Casa Juan Diego was founded in 1980 by Mark and Louise Zwick. The Zwicks realized the immense housing need for those who crossed the border without documentation. Casa Juan Diego offers hope to those of need.  It is an inspiration to witness those who share their real-life survival stories of crossing the border into the United States.
 


Alumna Profile: Katie Carty ‘10
Katie Carty The exceptional opportunities Aquinas offers extend far beyond the classroom. For alumna Katie Carty ‘10, her experiences at Aquinas paved the road to achieving her dreams. An English and Spanish major with a minor in creative writing, Katie was drawn to the many clubs, activities, and events at Aquinas that accentuated her passion for her studies. Katie also participated in the College’s study abroad program, spending a semester in Costa Rica. It was this program that inspired Katie’s passion to become a global learner, joining her scholarly endeavors with real world applications.
 
Since graduation, Katie’s life has continued to be shaped by her time as a Saint. One of the most influential aspects of
Aquinas for Katie was the College’s emphasis on service. Now fluent in Spanish, Katie has traveled to El Salvador six times, working as a language interpreter and leading volunteer groups to work on a range of projects with a rural, indigenous community there.
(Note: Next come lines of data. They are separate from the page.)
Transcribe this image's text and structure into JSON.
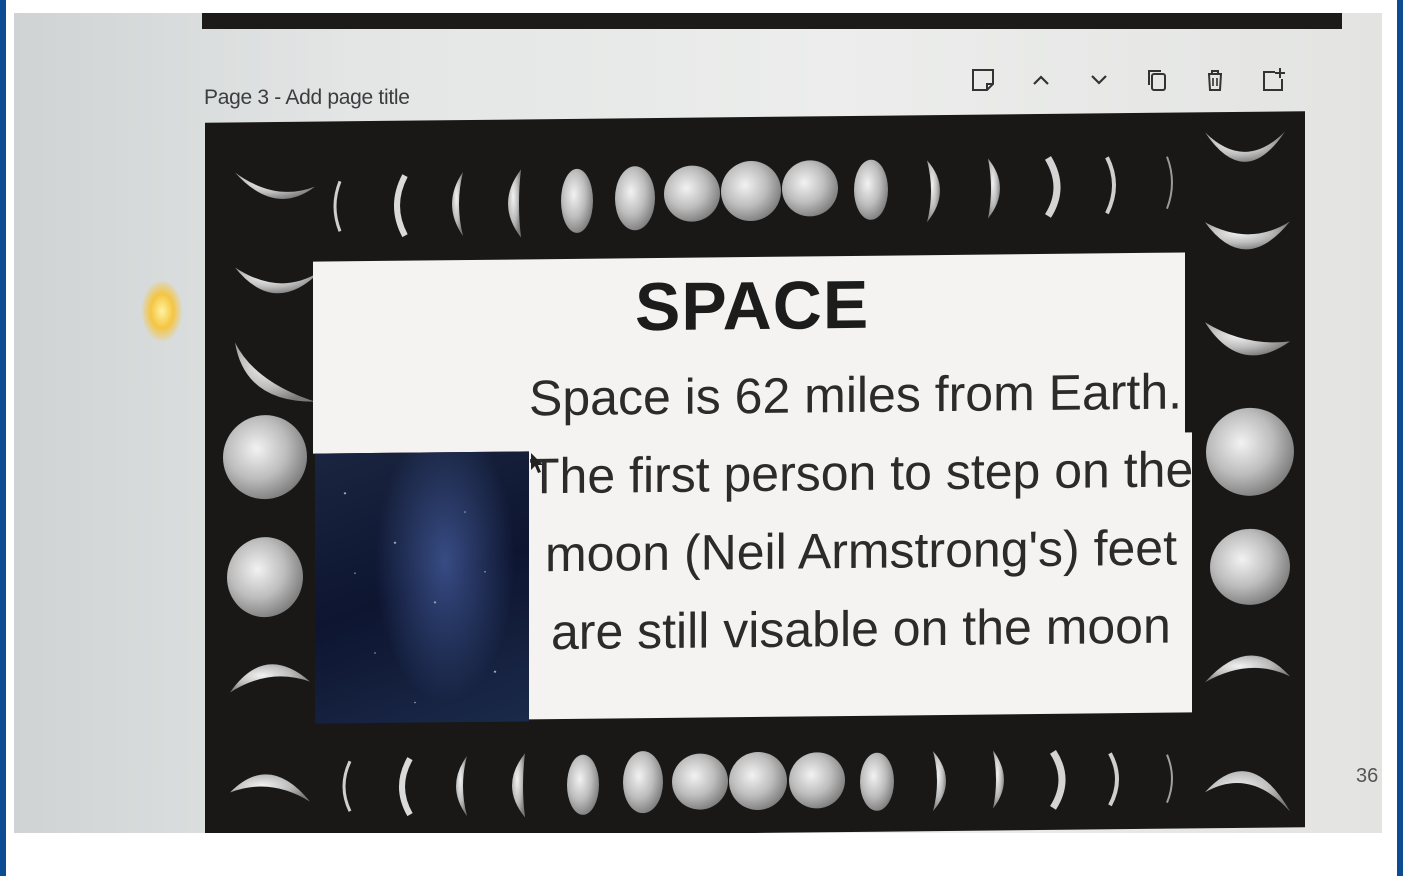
{
  "page": {
    "label": "Page 3 - Add page title",
    "number_partial": "36"
  },
  "toolbar": {
    "icons": [
      "add-note-icon",
      "chevron-up-icon",
      "chevron-down-icon",
      "duplicate-icon",
      "trash-icon",
      "add-page-icon"
    ]
  },
  "slide": {
    "title": "SPACE",
    "body_lines": [
      "Space is 62 miles from Earth.",
      "The first person to step on the",
      "moon (Neil Armstrong's) feet",
      "are still visable on the moon"
    ]
  },
  "colors": {
    "frame_bar": "#0d4c93",
    "slide_background": "#1a1817",
    "panel": "#f4f3f1",
    "text": "#2b2b2b"
  }
}
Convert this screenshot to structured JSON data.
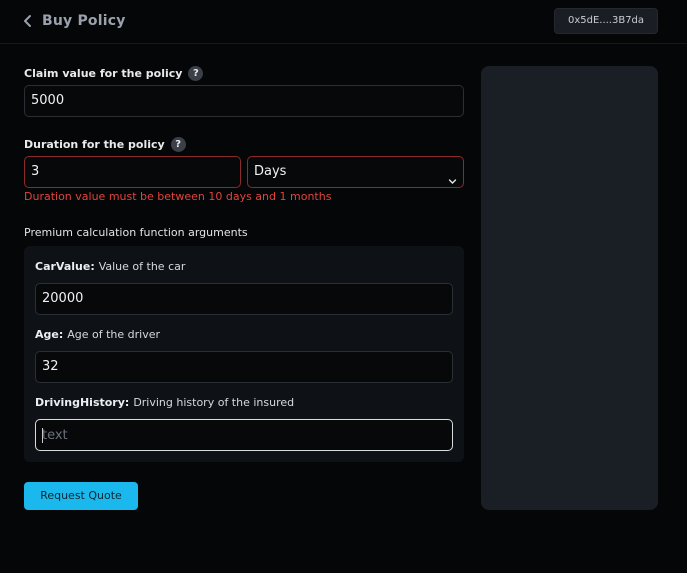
{
  "header": {
    "title": "Buy Policy",
    "wallet": "0x5dE....3B7da"
  },
  "claim": {
    "label": "Claim value for the policy",
    "help": "?",
    "value": "5000"
  },
  "duration": {
    "label": "Duration for the policy",
    "help": "?",
    "value": "3",
    "unit": "Days",
    "error": "Duration value must be between 10 days and 1 months"
  },
  "premium": {
    "title": "Premium calculation function arguments",
    "args": [
      {
        "name": "CarValue:",
        "desc": "Value of the car",
        "value": "20000"
      },
      {
        "name": "Age:",
        "desc": "Age of the driver",
        "value": "32"
      },
      {
        "name": "DrivingHistory:",
        "desc": "Driving history of the insured",
        "value": "",
        "placeholder": "text"
      }
    ]
  },
  "actions": {
    "request_quote": "Request Quote"
  },
  "colors": {
    "accent": "#1ab8ec",
    "error": "#e0443e",
    "panel": "#1a1e25"
  }
}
These experiences have been the chief influences in the development of Katie’s studies as she continues to further her education. In 2012, Katie graduated with her Master’s degree in comparative literature with a focus on Latin American studies from SUNY Buffalo in New York. At Buffalo, Katie discovered her love for teaching. In her professors at Aquinas, Katie remembered an enthusiasm for teaching that extended beyond academics. It was the time her professors took to be caring and even develop friendships with her that gave her a space where she could flourish as a student. Katie emulated these teaching techniques from a desire to be the best teacher she could think of - an Aquinas teacher. In return she witnessed students who became passionate learners excited for their academic journeys, which further solidified her goal to become a college professor.

In the fall of 2013, Katie began her studies in the doctoral program in Spanish at the University of Texas at Austin. Within her discipline, Katie is focused on indigenous literatures and cultures, and her work is centered on comparative study between indigenous peoples in both North and Latin America. Katie is particularly interested in issues surrounding self-representation in indigenous identity and resistance movements. As Katie continues her work at UT Austin, she hopes to engage in ethnographic study, joining her research with social justice to help enhance the platform for Indigenous-Latino issues, and create a widely accessible space for these students in academia.

Three women standing next to each other
two men and two women in a group photo

In April 2014, Katie joined Dr. Shelli Rottschafer, Aquinas Associate Professor of Spanish, on a panel for the 2014 Rocky Mountain Council for Latin American Studies (RMCLAS) conference in Durango, Co. The paper Katie presented was titled “Los argentinos descienden de los barcos: La raza invisible y la identidad indígena como una fuerza de resistencia” and focused on identity and resistance in indigenous groups in contemporary Argentina. For Katie, it was an honor to present at the RMCLAS conference. It is an encouraging conference for students and a fantastic venue for networking with great minds from across disciplines, as well as a valuable space for accessing new ideas. Most of all, it was wonderful to present with Dr. Rottschafer and continue to maintain the Aquinas connection. Katie is looking forward to participating in RMCLAS in the years to come.